Opinion: Bob Newhart showed us the extraordinary in the ordinary

Published

on

Opinion: Bob Newhart showed us the extraordinary in the ordinary

Comedian Bob Newhart pretends to speak on an antique telephone at his home in the Bel Air Estates community of Los Angeles, June 25, 2003.

Jerome T. Nakagawa/AP


hide caption

toggle caption

Advertisement

Jerome T. Nakagawa/AP

The life of Bob Newhart, who died this week at the age of 94, may remind us to see some of the glitter that can be cloaked in places that may seem like mere background.

He was working as an accountant in Chicago in the mid-1950’s, where, he used to insist, his motto was, “that’s close enough!” To relieve the tedium of cubicles and calculators, he and a friend began to concoct routines of telephone calls between historical figures.

When his friend left to take a job in New York, Newhart kept doing the phone bits, with just one side of the call.

Advertisement

Like say, Abraham Lincoln’s PR man telling the president, “The next time they bug you about Grant’s drinking, tell ‘em you’re gonna find out what brand he drinks and send a case of it to all your other generals … Trust me, Abe,” the PR man reassures a skeptical Lincoln. “It’s funny. Do it!”

Or the head of a 16th century British shipping company taking a call from Sir Walter Raleigh in the New World.

“Toe-bacco?” he asks “… Let me get this straight, now, Walt, you bought 80 tons of leaves? … You can chew it? Or put it in a pipe? Or … put it on a piece of paper, and roll it up … ”

The shipping exec has to stifle his laughter. And of course, we might now regret that there wasn’t more 16th century skepticism about rolling up tobacco leaves and smoking them.

Tapes of Newhart’s routines eventually made their way to a record company. The result was the 1960 comedy album, The Button-Down Mind of Bob Newhart. The former accountant won the 1961 Album of the Year Grammy over his fellow nominees Nat King Cole, Harry Belafonte and Frank Sinatra.

Advertisement

Newhart went on to have two hit sitcoms, in which he portrayed mild-seeming men, the first a Chicago psychologist, the second a Vermont innkeeper, trying to maneuver in a world of colorful characters. And of course there’s the role that introduced him to a new generation: Papa Elf in Elf.

In 2002, Newhart won the Mark Twain Prize for American Humor.

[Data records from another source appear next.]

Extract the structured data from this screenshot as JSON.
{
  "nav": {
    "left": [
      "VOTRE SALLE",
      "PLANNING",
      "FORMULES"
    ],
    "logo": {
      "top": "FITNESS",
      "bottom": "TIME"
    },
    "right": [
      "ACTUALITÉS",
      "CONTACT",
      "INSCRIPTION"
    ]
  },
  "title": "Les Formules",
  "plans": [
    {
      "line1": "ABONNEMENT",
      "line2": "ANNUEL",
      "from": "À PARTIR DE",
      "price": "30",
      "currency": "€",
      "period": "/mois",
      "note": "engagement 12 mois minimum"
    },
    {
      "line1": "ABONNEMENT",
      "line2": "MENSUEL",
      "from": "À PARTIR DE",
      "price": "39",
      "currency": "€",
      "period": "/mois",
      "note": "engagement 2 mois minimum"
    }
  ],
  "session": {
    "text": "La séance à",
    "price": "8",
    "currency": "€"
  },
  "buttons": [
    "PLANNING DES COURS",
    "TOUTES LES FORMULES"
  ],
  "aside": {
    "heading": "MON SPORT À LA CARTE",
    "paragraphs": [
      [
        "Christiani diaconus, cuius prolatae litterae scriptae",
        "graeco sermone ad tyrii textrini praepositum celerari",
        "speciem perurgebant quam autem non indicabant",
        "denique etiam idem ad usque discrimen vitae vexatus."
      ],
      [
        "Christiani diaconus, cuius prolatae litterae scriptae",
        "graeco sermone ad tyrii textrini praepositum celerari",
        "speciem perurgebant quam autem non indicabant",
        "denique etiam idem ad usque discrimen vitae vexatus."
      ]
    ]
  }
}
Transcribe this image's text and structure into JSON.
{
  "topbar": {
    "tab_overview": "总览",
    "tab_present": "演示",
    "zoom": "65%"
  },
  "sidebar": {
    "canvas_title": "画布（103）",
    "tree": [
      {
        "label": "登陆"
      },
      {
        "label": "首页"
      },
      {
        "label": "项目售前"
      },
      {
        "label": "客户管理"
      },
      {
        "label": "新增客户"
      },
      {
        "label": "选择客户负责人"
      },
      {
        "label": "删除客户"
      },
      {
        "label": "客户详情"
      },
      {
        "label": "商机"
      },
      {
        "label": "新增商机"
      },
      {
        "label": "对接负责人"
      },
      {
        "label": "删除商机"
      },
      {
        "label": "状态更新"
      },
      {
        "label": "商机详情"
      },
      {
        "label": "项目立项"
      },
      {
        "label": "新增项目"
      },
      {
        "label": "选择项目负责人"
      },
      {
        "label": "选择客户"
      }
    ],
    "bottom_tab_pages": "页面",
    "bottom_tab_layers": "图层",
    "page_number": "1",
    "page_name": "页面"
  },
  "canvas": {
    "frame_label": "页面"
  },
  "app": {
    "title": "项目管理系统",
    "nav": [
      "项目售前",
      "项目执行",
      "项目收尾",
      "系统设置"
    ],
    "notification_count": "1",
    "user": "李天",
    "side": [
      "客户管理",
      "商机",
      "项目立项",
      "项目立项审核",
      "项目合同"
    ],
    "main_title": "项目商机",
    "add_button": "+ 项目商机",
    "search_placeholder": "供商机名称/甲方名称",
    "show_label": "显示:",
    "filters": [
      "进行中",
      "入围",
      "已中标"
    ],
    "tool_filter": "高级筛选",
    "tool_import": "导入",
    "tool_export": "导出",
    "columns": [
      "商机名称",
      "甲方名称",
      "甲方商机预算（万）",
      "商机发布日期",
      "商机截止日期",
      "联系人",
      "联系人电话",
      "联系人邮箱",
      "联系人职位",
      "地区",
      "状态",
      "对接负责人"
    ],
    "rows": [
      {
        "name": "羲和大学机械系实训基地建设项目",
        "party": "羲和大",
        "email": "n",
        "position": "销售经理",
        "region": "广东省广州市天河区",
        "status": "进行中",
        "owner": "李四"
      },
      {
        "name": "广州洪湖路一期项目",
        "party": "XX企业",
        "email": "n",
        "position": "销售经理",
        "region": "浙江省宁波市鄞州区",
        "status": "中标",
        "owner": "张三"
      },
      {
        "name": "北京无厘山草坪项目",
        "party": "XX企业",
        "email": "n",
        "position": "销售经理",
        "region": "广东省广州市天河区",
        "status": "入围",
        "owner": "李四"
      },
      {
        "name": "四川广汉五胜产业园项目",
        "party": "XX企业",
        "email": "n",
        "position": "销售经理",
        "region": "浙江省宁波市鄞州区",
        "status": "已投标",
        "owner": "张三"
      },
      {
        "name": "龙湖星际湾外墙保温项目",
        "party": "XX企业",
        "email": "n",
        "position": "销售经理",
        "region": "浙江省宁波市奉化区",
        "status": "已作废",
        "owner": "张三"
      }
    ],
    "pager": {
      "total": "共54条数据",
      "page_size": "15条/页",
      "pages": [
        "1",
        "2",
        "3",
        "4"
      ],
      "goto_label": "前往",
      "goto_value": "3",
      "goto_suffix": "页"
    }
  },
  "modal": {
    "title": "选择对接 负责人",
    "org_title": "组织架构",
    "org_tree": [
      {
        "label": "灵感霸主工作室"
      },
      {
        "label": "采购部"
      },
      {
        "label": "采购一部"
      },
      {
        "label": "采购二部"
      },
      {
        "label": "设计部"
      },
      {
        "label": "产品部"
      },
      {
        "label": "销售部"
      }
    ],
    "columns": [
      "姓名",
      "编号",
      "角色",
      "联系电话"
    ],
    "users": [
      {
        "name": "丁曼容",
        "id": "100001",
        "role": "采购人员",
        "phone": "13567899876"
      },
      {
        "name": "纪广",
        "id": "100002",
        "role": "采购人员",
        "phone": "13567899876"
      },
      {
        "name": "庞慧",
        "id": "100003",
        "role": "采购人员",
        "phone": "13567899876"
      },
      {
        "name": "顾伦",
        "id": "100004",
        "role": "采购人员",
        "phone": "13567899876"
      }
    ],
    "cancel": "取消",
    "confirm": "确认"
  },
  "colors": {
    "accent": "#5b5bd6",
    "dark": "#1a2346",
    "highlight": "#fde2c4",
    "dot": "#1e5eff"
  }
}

On the stage of the Kennedy Center that night, he told a crowd in silk and sequins, “Standing here is a long way from the accounting department at the Glidden company.”

 

Continue Reading

Trending